Graphic Recording

In August, I receive an email from ATD Austin with the subject “But I can’t draw…”. At the time I was thinking a lot about capturing ideas and output during Design Sprints and how this is a struggle for me due to my lack of illustration skills. This email seemed relevant so I clicked to see what it was all about. Turns out that ATD was offering a workshop titled “A Practical Application of Visuals for the Learning Environment” led by Patricia Selmo a Graphic Recorder. I signed up!

Prior to the workshop I did a little investigation and found that the Grove seems to be ground zero for Graphic Recording and Graphic Facilitation. They conduct training, provide resources, and sell facilitation supplies. Also, David Sibbet’s books, Visual Meetings, Visual Teams, and Visual Leadership are well regarded. I picked up a couple of his books and enjoyed flipping through them in anticipation of the workshop.

“The reason we think we’re not visual… is because just when we were starting to understand things… they took the pictures away.” — Dan Roam

The University of Waterloo conducted a study on the impact of drawings on memory. They found that when asked to remember words, study participants remember two times as many words when the word was associated with an image. “Need to remember something? Better draw it”

The Process

Graphic Recording is the translation of conversations into images and text on large sheets of paper during meetings and events. People talk and listen to ideas while the graphic recorder visualizes the discussion allowing everyone to see the big picture.

Graphic recording can help time-sensitive organizations get the most out of their meetings. With a graphic recorder capturing the conversation through concise imagery and text, listeners are engaged visually in the meeting. This encourages people to build upon the discussion and the speaker, in turn, can see how his or her input is being interpreted.
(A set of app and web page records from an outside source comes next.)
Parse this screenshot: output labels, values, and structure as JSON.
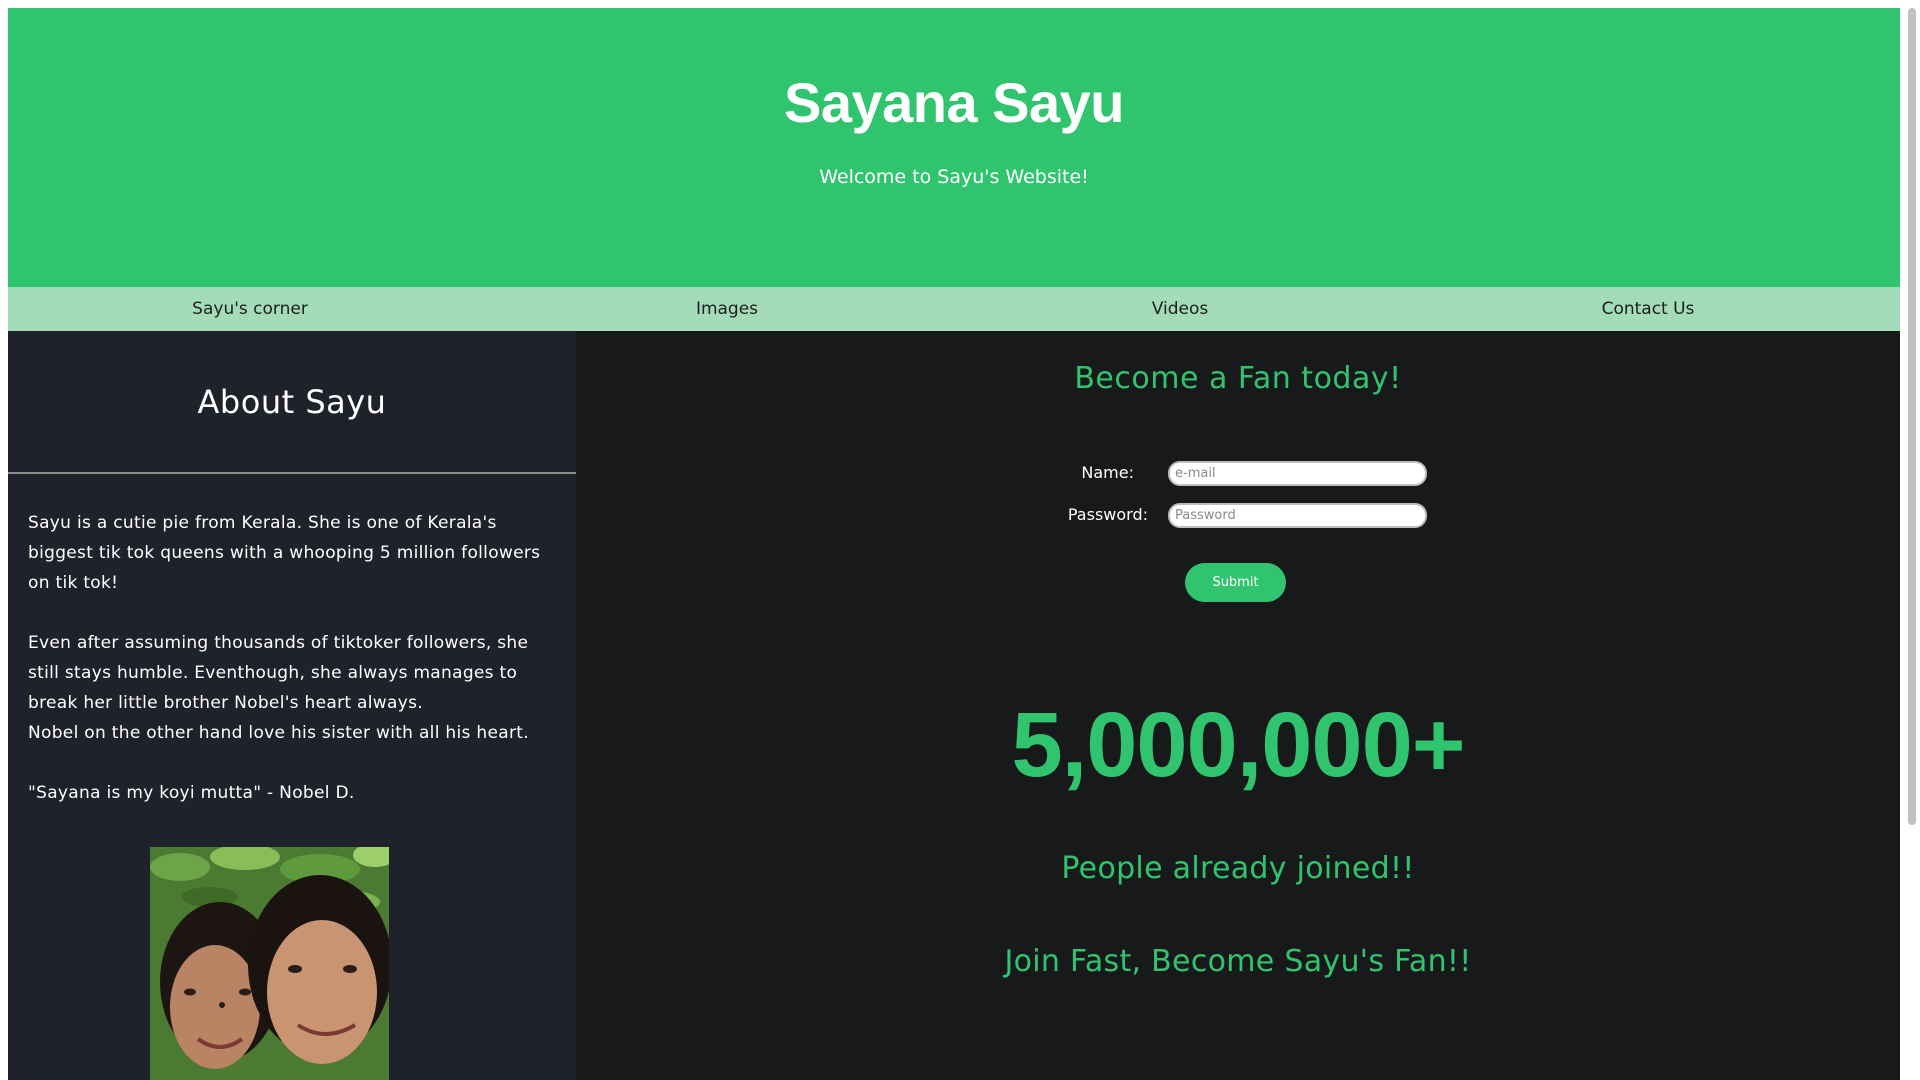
{
  "header": {
    "title": "Sayana Sayu",
    "subtitle": "Welcome to Sayu's Website!"
  },
  "nav": {
    "items": [
      {
        "label": "Sayu's corner"
      },
      {
        "label": "Images"
      },
      {
        "label": "Videos"
      },
      {
        "label": "Contact Us"
      }
    ]
  },
  "sidebar": {
    "heading": "About Sayu",
    "paragraphs": [
      "Sayu is a cutie pie from Kerala. She is one of Kerala's biggest tik tok queens with a whooping 5 million followers on tik tok!",
      "Even after assuming thousands of tiktoker followers, she still stays humble. Eventhough, she always manages to break her little brother Nobel's heart always.",
      "Nobel on the other hand love his sister with all his heart.",
      "\"Sayana is my koyi mutta\" - Nobel D."
    ]
  },
  "form": {
    "title": "Become a Fan today!",
    "name_label": "Name:",
    "name_placeholder": "e-mail",
    "password_label": "Password:",
    "password_placeholder": "Password",
    "submit_label": "Submit"
  },
  "stats": {
    "count": "5,000,000+",
    "joined_text": "People already joined!!",
    "cta_text": "Join Fast, Become Sayu's Fan!!"
  },
  "colors": {
    "brand_green": "#30c46f",
    "nav_green": "#a4dcb9",
    "sidebar_bg": "#1f222a",
    "main_bg": "#18191b"
  }
}
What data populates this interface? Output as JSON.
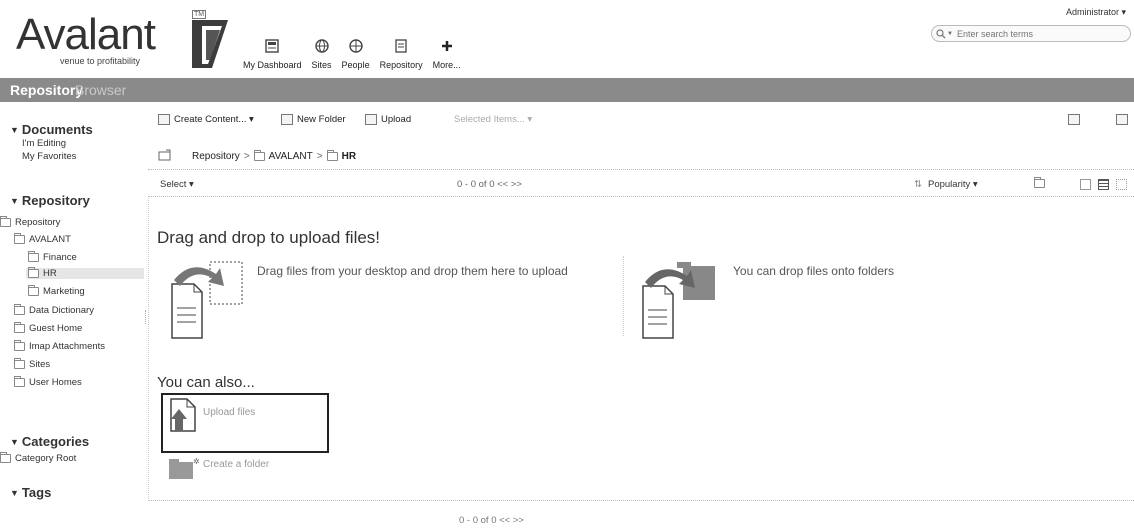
{
  "header": {
    "logo_word": "Avalant",
    "logo_tagline": "venue to profitability",
    "logo_tm": "TM",
    "nav": [
      {
        "label": "My Dashboard",
        "icon": "dashboard-icon"
      },
      {
        "label": "Sites",
        "icon": "sites-icon"
      },
      {
        "label": "People",
        "icon": "people-icon"
      },
      {
        "label": "Repository",
        "icon": "repository-icon"
      },
      {
        "label": "More...",
        "icon": "plus-icon"
      }
    ],
    "user_menu": "Administrator ▾",
    "search_placeholder": "Enter search terms"
  },
  "titlebar": {
    "primary": "Repository",
    "secondary": "Browser"
  },
  "sidebar": {
    "documents_head": "Documents",
    "documents_items": [
      "I'm Editing",
      "My Favorites"
    ],
    "repository_head": "Repository",
    "tree": [
      {
        "label": "Repository",
        "level": 0
      },
      {
        "label": "AVALANT",
        "level": 1
      },
      {
        "label": "Finance",
        "level": 2
      },
      {
        "label": "HR",
        "level": 2,
        "selected": true
      },
      {
        "label": "Marketing",
        "level": 2
      },
      {
        "label": "Data Dictionary",
        "level": 1
      },
      {
        "label": "Guest Home",
        "level": 1
      },
      {
        "label": "Imap Attachments",
        "level": 1
      },
      {
        "label": "Sites",
        "level": 1
      },
      {
        "label": "User Homes",
        "level": 1
      }
    ],
    "categories_head": "Categories",
    "categories_items": [
      "Category Root"
    ],
    "tags_head": "Tags"
  },
  "toolbar": {
    "create_content": "Create Content... ▾",
    "new_folder": "New Folder",
    "upload": "Upload",
    "selected_items": "Selected Items... ▾"
  },
  "breadcrumb": {
    "items": [
      "Repository",
      "AVALANT",
      "HR"
    ],
    "sep": ">"
  },
  "filterbar": {
    "select": "Select ▾",
    "pager": "0 - 0 of 0   <<   >>",
    "sort": "Popularity ▾"
  },
  "main": {
    "dd_title": "Drag and drop to upload files!",
    "dd_text_1": "Drag files from your desktop and drop them here to upload",
    "dd_text_2": "You can drop files onto folders",
    "also_title": "You can also...",
    "option_upload": "Upload files",
    "option_folder": "Create a folder"
  },
  "pager_bottom": "0 - 0 of 0   <<   >>",
  "colors": {
    "titlebar": "#8a8a8a",
    "accent": "#444444"
  }
}
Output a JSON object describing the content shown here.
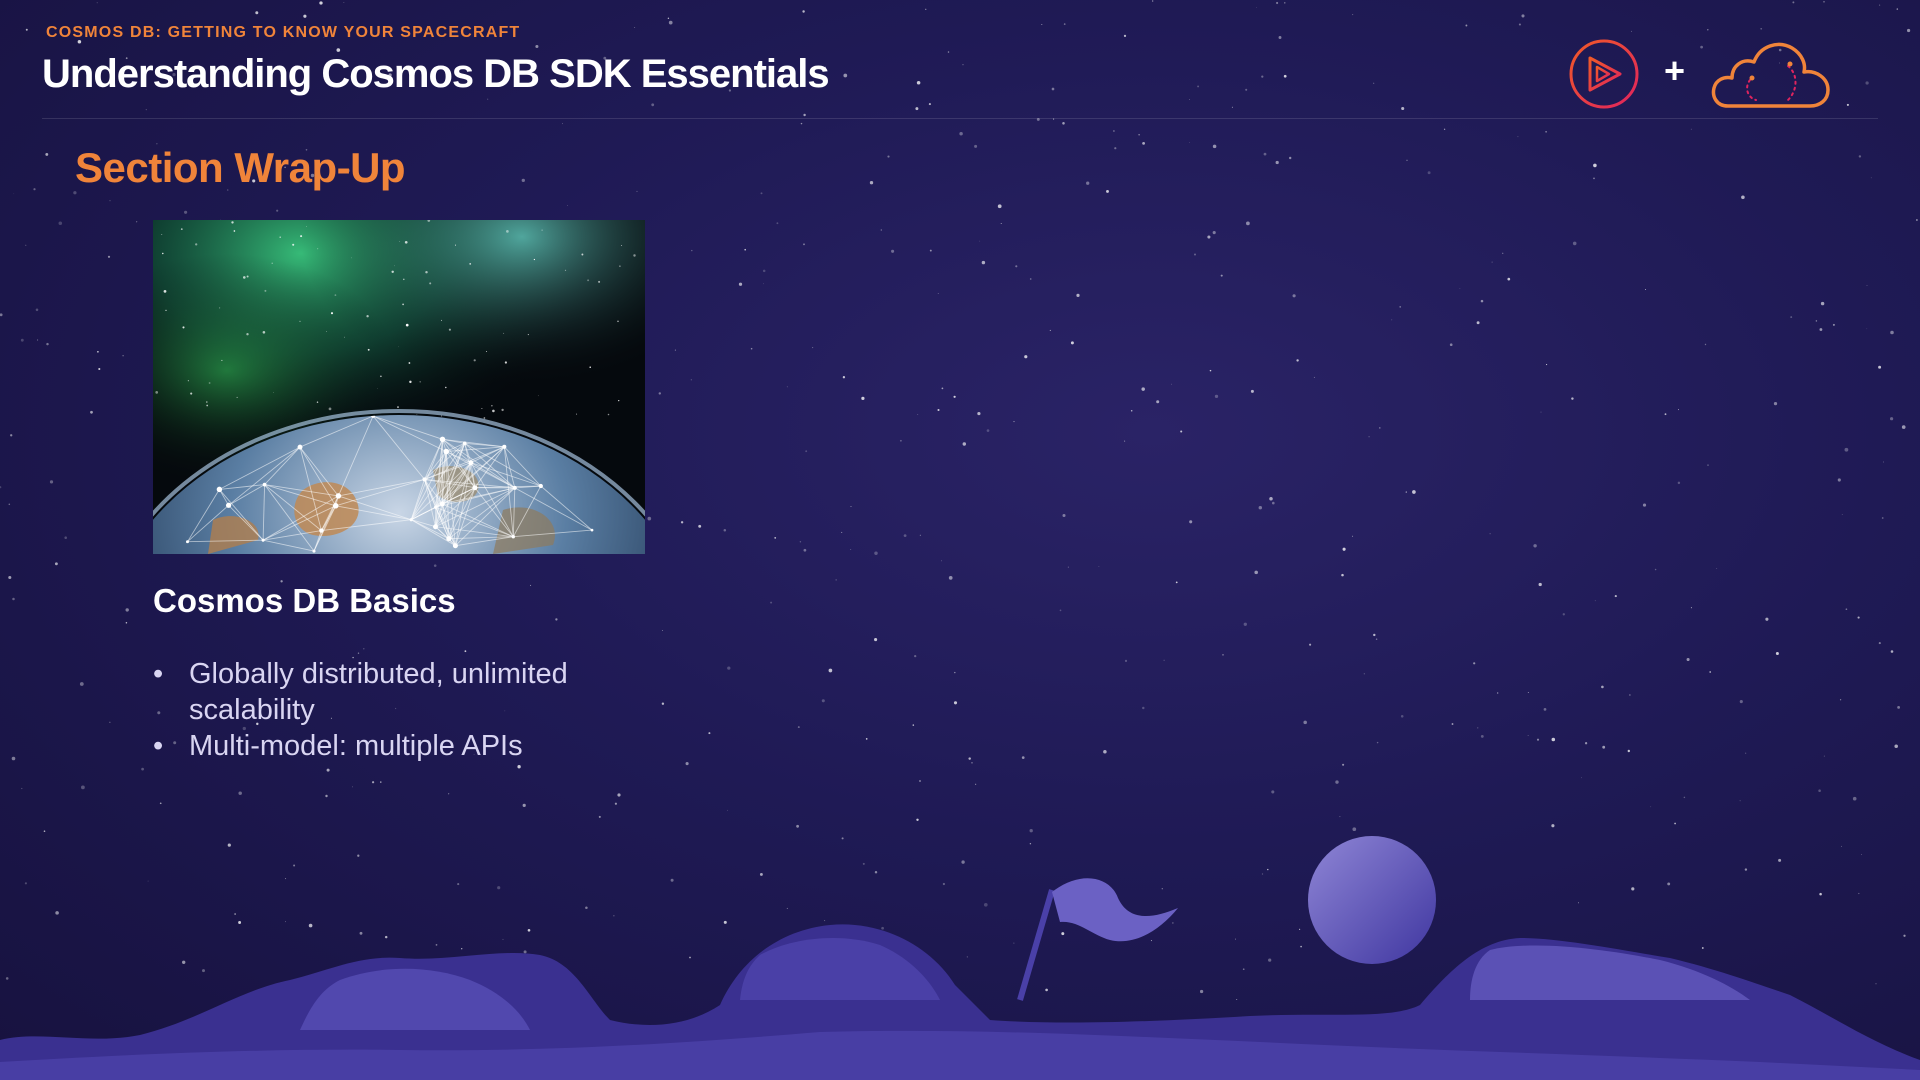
{
  "header": {
    "eyebrow": "COSMOS DB: GETTING TO KNOW YOUR SPACECRAFT",
    "title": "Understanding Cosmos DB SDK Essentials",
    "plus": "+"
  },
  "section": {
    "title": "Section Wrap-Up"
  },
  "card": {
    "title": "Cosmos DB Basics",
    "bullets": [
      "Globally distributed, unlimited scalability",
      "Multi-model: multiple APIs"
    ]
  },
  "icons": {
    "play_logo": "play-circle-icon",
    "cloud_logo": "cloud-icon"
  },
  "colors": {
    "accent_orange": "#f0843a",
    "logo_pink": "#e0245e",
    "background": "#1f1a55",
    "text_white": "#ffffff",
    "bullet_text": "#d9d5f2"
  }
}
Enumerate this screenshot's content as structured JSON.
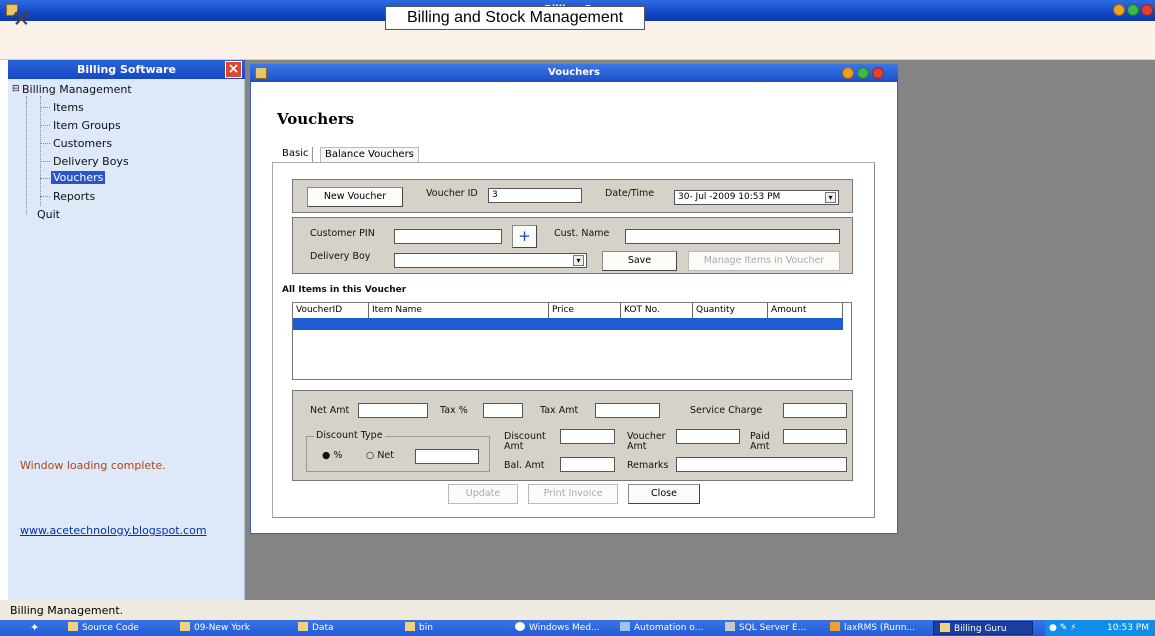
{
  "window": {
    "title": "Billing Guru"
  },
  "header": {
    "heading": "Billing and Stock Management"
  },
  "left_panel": {
    "title": "Billing Software",
    "tree": {
      "root": "Billing Management",
      "children": [
        "Items",
        "Item Groups",
        "Customers",
        "Delivery Boys",
        "Vouchers",
        "Reports"
      ],
      "selected": "Vouchers",
      "quit": "Quit"
    },
    "status_message": "Window loading complete.",
    "link": "www.acetechnology.blogspot.com"
  },
  "vouchers_window": {
    "title": "Vouchers",
    "heading": "Vouchers",
    "tabs": [
      "Basic",
      "Balance Vouchers"
    ],
    "top": {
      "new_voucher": "New Voucher",
      "voucher_id_label": "Voucher ID",
      "voucher_id_value": "3",
      "datetime_label": "Date/Time",
      "datetime_value": "30- Jul -2009 10:53 PM"
    },
    "customer": {
      "pin_label": "Customer PIN",
      "plus": "+",
      "name_label": "Cust. Name",
      "delivery_label": "Delivery Boy",
      "save": "Save",
      "manage_items": "Manage Items in Voucher"
    },
    "items_heading": "All Items in this Voucher",
    "grid_columns": [
      "VoucherID",
      "Item Name",
      "Price",
      "KOT No.",
      "Quantity",
      "Amount"
    ],
    "totals": {
      "net_amt": "Net Amt",
      "tax_pct": "Tax %",
      "tax_amt": "Tax Amt",
      "service_charge": "Service Charge",
      "discount_type": "Discount Type",
      "percent": "%",
      "net": "Net",
      "discount_amt_1": "Discount",
      "discount_amt_2": "Amt",
      "voucher_amt_1": "Voucher",
      "voucher_amt_2": "Amt",
      "paid_amt_1": "Paid",
      "paid_amt_2": "Amt",
      "bal_amt": "Bal. Amt",
      "remarks": "Remarks"
    },
    "buttons": {
      "update": "Update",
      "print": "Print Invoice",
      "close": "Close"
    }
  },
  "statusbar": {
    "text": "Billing Management."
  },
  "taskbar": {
    "tasks": [
      "Source Code",
      "09-New York",
      "Data",
      "bin",
      "Windows Med...",
      "Automation o...",
      "SQL Server E...",
      "laxRMS (Runn...",
      "Billing Guru"
    ],
    "clock": "10:53 PM"
  }
}
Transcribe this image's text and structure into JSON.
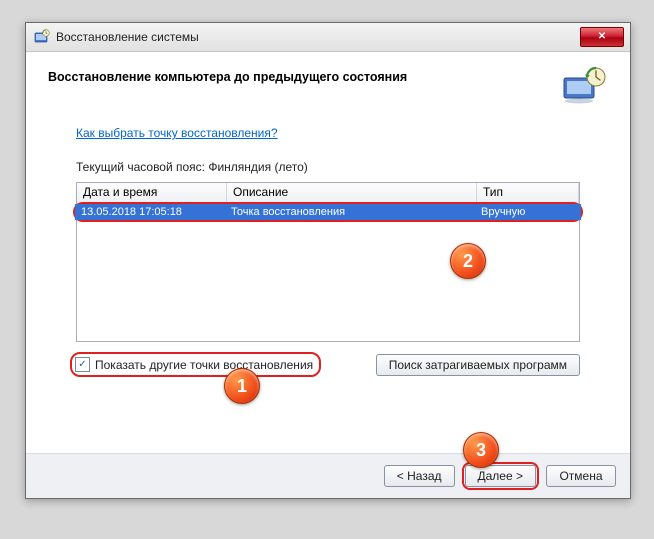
{
  "window": {
    "title": "Восстановление системы"
  },
  "header": {
    "title": "Восстановление компьютера до предыдущего состояния"
  },
  "help_link": "Как выбрать точку восстановления?",
  "timezone_label": "Текущий часовой пояс: Финляндия (лето)",
  "grid": {
    "columns": {
      "date": "Дата и время",
      "desc": "Описание",
      "type": "Тип"
    },
    "rows": [
      {
        "date": "13.05.2018 17:05:18",
        "desc": "Точка восстановления",
        "type": "Вручную"
      }
    ]
  },
  "checkbox": {
    "label": "Показать другие точки восстановления",
    "checked": true
  },
  "buttons": {
    "affected": "Поиск затрагиваемых программ",
    "back": "< Назад",
    "next": "Далее >",
    "cancel": "Отмена"
  },
  "markers": {
    "m1": "1",
    "m2": "2",
    "m3": "3"
  }
}
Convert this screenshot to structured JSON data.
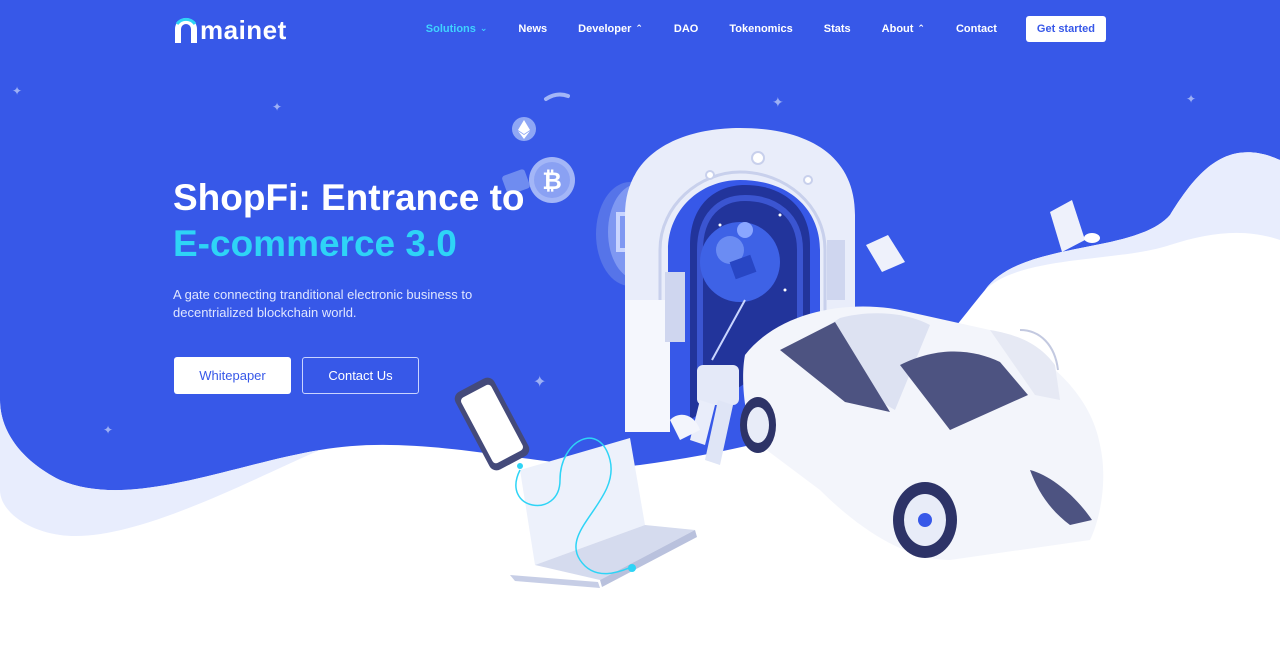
{
  "brand": {
    "name": "mainet"
  },
  "nav": {
    "items": [
      {
        "label": "Solutions",
        "active": true,
        "dropdown": "down"
      },
      {
        "label": "News"
      },
      {
        "label": "Developer",
        "dropdown": "up"
      },
      {
        "label": "DAO"
      },
      {
        "label": "Tokenomics"
      },
      {
        "label": "Stats"
      },
      {
        "label": "About",
        "dropdown": "up"
      },
      {
        "label": "Contact"
      }
    ],
    "cta_label": "Get started"
  },
  "hero": {
    "title_line1": "ShopFi: Entrance to",
    "title_line2": "E-commerce 3.0",
    "description": "A gate connecting tranditional electronic business to decentrialized blockchain world.",
    "primary_button": "Whitepaper",
    "secondary_button": "Contact Us"
  },
  "colors": {
    "hero_blue": "#3758e8",
    "accent_cyan": "#2ed4f6",
    "nav_active": "#3fd3ff"
  },
  "icons": [
    "bitcoin-coin-icon",
    "ethereum-coin-icon",
    "binance-coin-icon",
    "sparkle-icon",
    "chevron-down-icon",
    "chevron-up-icon"
  ]
}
Benefits of Graphic Recording

21% Increase in reaching consensus
24% Shorter meetings
70% More memorable
80% More effective meetings.

A visual map of the entire conversation is created. Validating everyone’s point of view and serving as a powerful record of the work accomplished. At the end of the meeting, the large colorful mural is photographed and the images can be referenced and used online, in videos, presentations, and other marketing collateral.

The Workshop

Patricia Selmo is a graphic recorder (also known as a visual storyteller or a live scribe), content creator and coach with 20+ years of experience in Instructional Design, Business Analysis, Project and Change Management. By combining this with her strengths in listening and pattern-finding. She helps bring life to boring meetings, guides coaches and consultants in creating their own programs and packages while helping individuals and teams make the difference they are destined to make in the world.

Patricia Selmo
Patricia Selmo

Patricia provided some great drawing tips and techniques that anybody could use to improve their drawing, lettering, and formatting. She helped us think about how to hold the markers properly and I learned that Graphic Recorders prefer “juicy” markers such as Neulands and Charters. In addition to demonstrating some standard shapes, she focused on lettering and concepts.


  • Slow down
  • Stand directly in front of your current letter, move your body as you write
  • Use your pinky for stability and a line guide
  • Make every stroke unique and distinct
  • Use capital letters
  • Only use dark colors: black, blue, brown
  • Don’t use more than 2 colors for text
  • Use red sparingly and intentionally to draw attention
Douglas lettering at a Design Sprint
Douglas lettering at a Design Sprint


  • Use whatever icon pops in your head
  • If the icon is too abstract, label it
  • For faces and expressions, think about the placement of the eyes and shape of the mouth
  • Build up your own tool kit of “go to” icons especially for common themes and ideas
  • When in doubt, Google images for reference on something looks

At the end of the workshop, Patricia gave away a free consult and I won! I scheduled a consult with her and it was a pleasure to get to know her more. It turns out that she has a background in technical writing and in addition to graphic recording she is currently working with an interesting PE firm. I hope we have an opportunity to work together sometime in the future.

The very next week I attended Anna’s Liberating Structures workshop and guess what they were doing? Graphic Recording! It was a pleasure to experience something I just learned about put into action without expecting it. Amanda and Anna took turns capturing the key ideas as the workshop progressed on the wall. This helped focus the group’s attention and strengthen their retention of the concepts. Attendees regularly referred back to the drawings.

Graphic Recording at a Liberating Structures workshop

I’m convinced, graphic facilitation adds value to business meetings and co-creation sessions. Consider doing it yourself so that you can:

  • Illustrate a complex flow of activity
  • Create a structure to organize information
  • Energize participants towards creative participation
  • Help make connections between thoughts to move to a complete view of the problem being discussed
Nick Nadeau capturing progress during a Design Sprint
Nick Nadeau capturing progress during a Design Sprint

If you are facilitating Design Sprints, consider drawing some inspiration from graphic recording to elevate the visual experience for your participants. If you are simply looking to improve your team, draw to remember more!